■ **What is needed**
Filter the entries below, keeping only lines with "name".

■ **Listed entries**
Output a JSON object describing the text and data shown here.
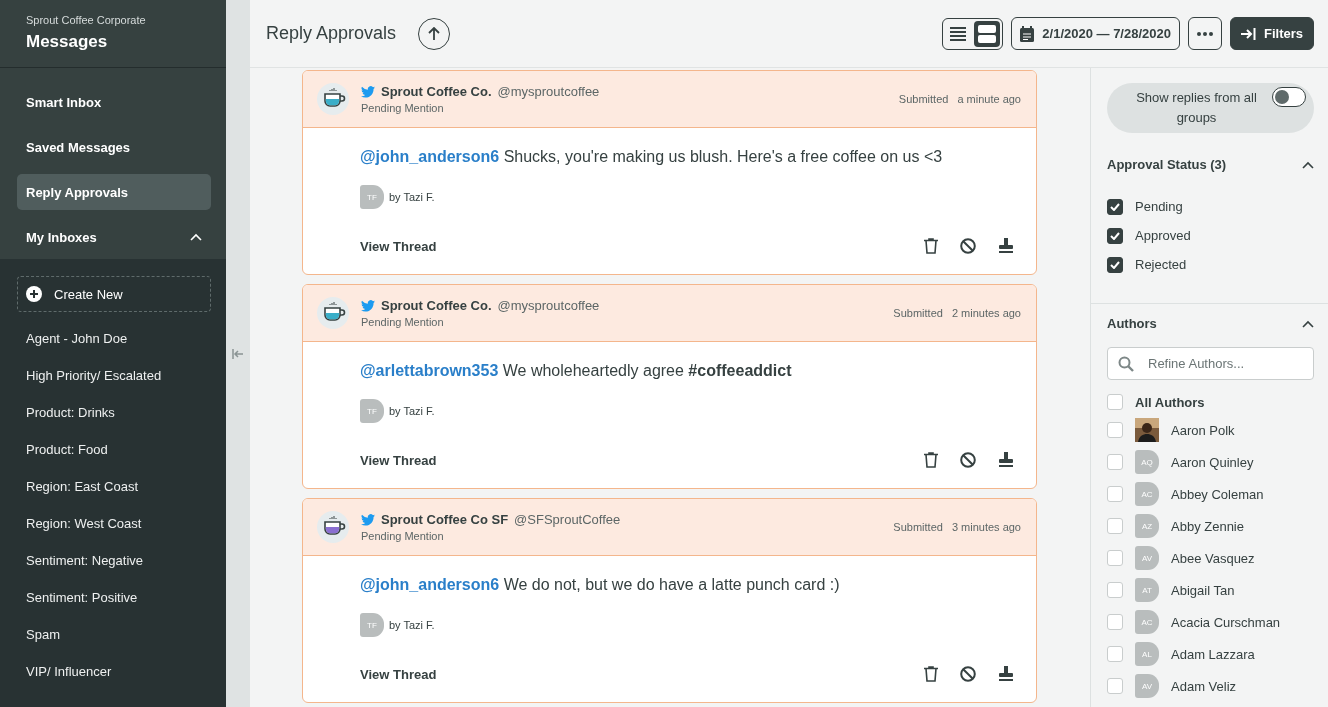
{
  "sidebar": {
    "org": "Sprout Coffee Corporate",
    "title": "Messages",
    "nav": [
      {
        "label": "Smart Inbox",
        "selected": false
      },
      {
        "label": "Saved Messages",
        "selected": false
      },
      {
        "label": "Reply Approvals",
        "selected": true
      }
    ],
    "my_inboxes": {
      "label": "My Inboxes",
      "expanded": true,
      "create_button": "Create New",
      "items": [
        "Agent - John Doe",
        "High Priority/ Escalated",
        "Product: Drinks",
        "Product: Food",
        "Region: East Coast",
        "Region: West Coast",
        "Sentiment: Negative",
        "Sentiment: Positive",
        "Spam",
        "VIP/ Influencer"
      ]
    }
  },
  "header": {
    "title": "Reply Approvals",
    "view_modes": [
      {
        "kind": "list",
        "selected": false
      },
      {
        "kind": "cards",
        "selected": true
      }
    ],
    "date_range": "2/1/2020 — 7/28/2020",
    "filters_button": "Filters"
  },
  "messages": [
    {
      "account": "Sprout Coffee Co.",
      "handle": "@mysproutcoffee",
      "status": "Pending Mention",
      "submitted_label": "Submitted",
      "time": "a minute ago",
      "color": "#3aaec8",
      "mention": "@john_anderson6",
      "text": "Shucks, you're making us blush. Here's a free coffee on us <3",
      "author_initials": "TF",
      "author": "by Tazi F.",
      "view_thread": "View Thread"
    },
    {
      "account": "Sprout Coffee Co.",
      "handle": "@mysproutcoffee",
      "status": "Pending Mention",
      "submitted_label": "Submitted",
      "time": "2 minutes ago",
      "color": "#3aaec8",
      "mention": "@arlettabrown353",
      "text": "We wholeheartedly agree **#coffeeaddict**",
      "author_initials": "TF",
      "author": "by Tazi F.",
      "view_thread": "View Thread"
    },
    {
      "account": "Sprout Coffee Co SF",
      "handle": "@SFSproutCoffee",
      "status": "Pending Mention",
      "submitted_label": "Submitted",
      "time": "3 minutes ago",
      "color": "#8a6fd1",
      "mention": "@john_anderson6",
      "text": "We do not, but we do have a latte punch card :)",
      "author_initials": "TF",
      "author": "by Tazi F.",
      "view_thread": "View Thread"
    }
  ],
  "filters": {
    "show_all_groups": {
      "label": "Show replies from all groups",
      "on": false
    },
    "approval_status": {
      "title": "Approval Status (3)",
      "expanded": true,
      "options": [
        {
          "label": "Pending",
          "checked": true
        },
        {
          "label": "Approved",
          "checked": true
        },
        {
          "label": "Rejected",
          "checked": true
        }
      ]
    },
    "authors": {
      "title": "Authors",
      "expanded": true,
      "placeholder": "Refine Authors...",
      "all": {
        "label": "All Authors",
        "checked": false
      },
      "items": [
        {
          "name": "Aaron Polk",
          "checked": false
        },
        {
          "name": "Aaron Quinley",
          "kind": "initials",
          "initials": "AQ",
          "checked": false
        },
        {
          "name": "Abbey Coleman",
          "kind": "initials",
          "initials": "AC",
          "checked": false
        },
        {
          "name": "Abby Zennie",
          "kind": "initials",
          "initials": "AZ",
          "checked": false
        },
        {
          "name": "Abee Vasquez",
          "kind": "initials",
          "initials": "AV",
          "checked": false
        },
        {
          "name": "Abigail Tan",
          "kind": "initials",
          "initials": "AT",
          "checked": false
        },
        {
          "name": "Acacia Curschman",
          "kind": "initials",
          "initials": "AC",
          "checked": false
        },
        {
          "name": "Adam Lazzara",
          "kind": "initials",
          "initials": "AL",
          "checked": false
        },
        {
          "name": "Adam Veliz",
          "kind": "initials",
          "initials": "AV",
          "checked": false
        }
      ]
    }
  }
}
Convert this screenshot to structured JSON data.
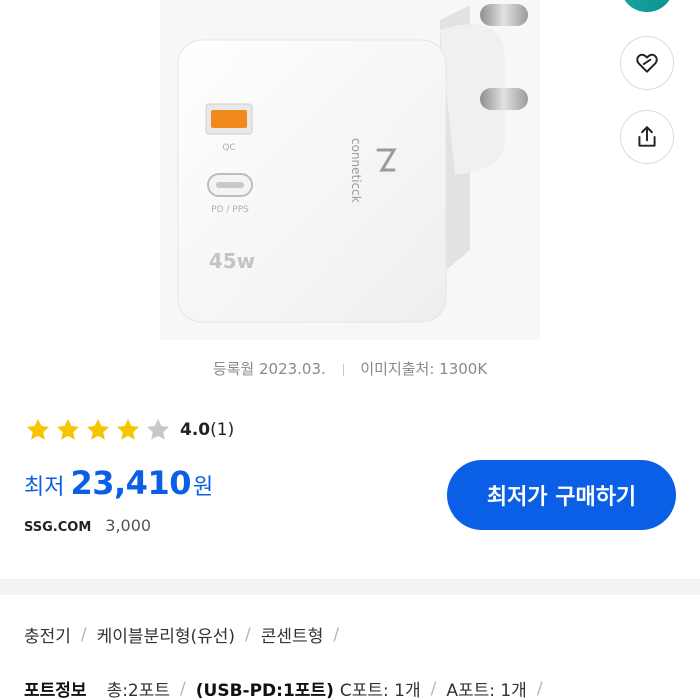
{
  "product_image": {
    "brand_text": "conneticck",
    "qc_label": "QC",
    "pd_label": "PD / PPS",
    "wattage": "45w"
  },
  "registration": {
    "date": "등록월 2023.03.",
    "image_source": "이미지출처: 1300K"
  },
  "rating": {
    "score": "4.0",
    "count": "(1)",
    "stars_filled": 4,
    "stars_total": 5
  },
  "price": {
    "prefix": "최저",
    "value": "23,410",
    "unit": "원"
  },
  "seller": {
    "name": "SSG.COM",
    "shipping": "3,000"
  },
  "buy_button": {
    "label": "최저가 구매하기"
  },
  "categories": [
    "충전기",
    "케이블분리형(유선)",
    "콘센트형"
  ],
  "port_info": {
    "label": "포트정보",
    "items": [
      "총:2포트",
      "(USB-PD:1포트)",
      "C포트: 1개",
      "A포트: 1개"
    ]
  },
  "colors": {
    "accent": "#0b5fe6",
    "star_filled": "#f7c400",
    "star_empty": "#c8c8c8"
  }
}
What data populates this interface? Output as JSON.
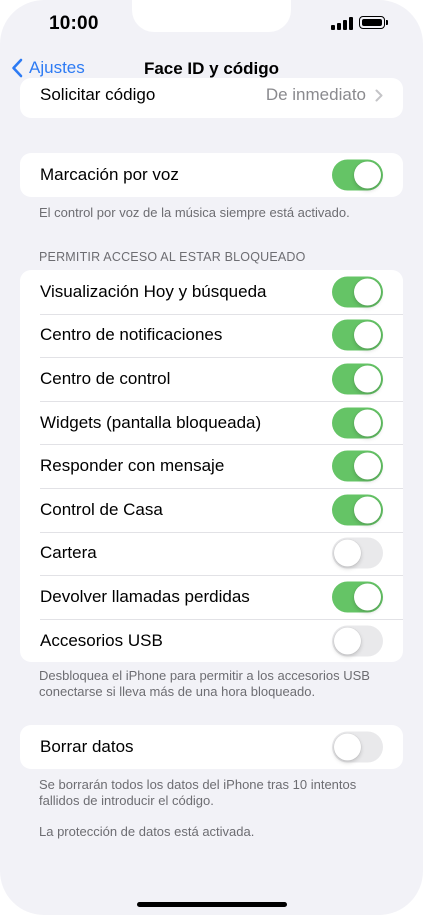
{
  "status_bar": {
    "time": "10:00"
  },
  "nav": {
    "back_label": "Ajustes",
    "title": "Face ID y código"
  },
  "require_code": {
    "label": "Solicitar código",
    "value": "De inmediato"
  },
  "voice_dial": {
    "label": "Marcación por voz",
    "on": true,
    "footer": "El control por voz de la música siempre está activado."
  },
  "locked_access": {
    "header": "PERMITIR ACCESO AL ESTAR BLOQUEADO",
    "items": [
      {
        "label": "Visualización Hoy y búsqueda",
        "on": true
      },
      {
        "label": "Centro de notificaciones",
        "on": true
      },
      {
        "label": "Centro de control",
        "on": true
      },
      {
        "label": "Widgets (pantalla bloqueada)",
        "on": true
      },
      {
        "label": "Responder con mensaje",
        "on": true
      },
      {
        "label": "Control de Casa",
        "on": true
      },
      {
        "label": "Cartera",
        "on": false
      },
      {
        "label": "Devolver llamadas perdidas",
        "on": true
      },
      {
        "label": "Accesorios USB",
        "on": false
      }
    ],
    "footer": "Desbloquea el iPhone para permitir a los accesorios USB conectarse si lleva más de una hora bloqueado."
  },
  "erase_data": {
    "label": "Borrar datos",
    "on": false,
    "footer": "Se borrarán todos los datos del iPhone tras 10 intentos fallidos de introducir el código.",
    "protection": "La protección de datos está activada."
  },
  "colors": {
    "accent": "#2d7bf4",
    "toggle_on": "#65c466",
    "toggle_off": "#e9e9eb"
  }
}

■ **Answer to this exercise**
          "name": "Aaron Polk",
          "name": "Aaron Quinley",
          "name": "Abbey Coleman",
          "name": "Abby Zennie",
          "name": "Abee Vasquez",
          "name": "Abigail Tan",
          "name": "Acacia Curschman",
          "name": "Adam Lazzara",
          "name": "Adam Veliz",
    "name": "SSG.COM",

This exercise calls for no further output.